  16. Meinig, D.W. (1995) [1968]. The Great Columbia Plain (Weyerhaeuser Environmental Classic ed.). University of Washington Press. p. 52. ISBN   0-295-97485-0.
  17. Mackie, Richard Somerset (1997). Trading Beyond the Mountains: The British Fur Trade on the Pacific 1793-1843. Vancouver: University of British Columbia (UBC) Press. pp. 65, 108, 110–111. ISBN   0-7748-0613-3.
  18. Mackie, Richard Somerset (1997). Trading Beyond the Mountains: The British Fur Trade on the Pacific 1793-1843. Vancouver: University of British Columbia (UBC) Press. pp. 64–65, 259. ISBN   0-7748-0613-3.
  19. The Wagon Train of 1843: The Great Migration. Oregon Pioneers. Retrieved on 2007-12-22 from "Archived copy". Archived from the original on 2008-05-31. Retrieved 2016-02-06.Cite uses deprecated parameter |deadurl= (help)CS1 maint: archived copy as title (link).
  20. The West Film Project (2001). Events in The West: 1840-1850. PBS, 2001. Retrieved on 2007-12-22 from https://www.pbs.org/weta/thewest/events/1840_1850.htm.
  21. Mackie, Richard Somerset (1997). Trading Beyond the Mountains: The British Fur Trade on the Pacific 1793-1843. Vancouver: University of British Columbia (UBC) Press. pp. 240–245, 256–262, 264–273, 276. ISBN   0-7748-0613-3. online at Google Books
  22. Weber, Dennis P. (2003). "The Creation of Washington: Securing Democracy North of the Columbia" (PDF). Columbia - The Magazine of Northwest History. 17 (3). Retrieved 9 September 2019.
  23. MacColl, E. Kimbark (1979). The Growth of a City: Power and Politics in Portland, Oregon 1915-1950. Portland, Oregon: The Georgian Press. ISBN   0-9603408-1-5.

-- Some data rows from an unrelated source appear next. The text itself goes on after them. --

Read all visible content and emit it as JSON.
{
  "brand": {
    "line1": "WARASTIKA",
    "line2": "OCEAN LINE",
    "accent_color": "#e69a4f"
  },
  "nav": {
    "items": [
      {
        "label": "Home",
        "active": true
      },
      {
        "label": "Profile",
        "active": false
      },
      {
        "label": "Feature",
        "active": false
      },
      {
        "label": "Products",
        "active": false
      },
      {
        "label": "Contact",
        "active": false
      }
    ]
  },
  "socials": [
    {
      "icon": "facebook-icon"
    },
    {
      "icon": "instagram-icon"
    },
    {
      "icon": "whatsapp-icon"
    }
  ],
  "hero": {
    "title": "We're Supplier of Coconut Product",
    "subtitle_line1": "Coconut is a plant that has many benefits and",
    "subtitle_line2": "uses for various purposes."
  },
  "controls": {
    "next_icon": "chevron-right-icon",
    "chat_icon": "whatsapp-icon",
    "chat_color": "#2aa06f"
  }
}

  24. MacColl cites Peter H. Burnett, Recollections and Opinions of an Old Pioneer, New York 1880, pg 181.


Coordinates: 48°N122°W / 48°N 122°W / 48; -122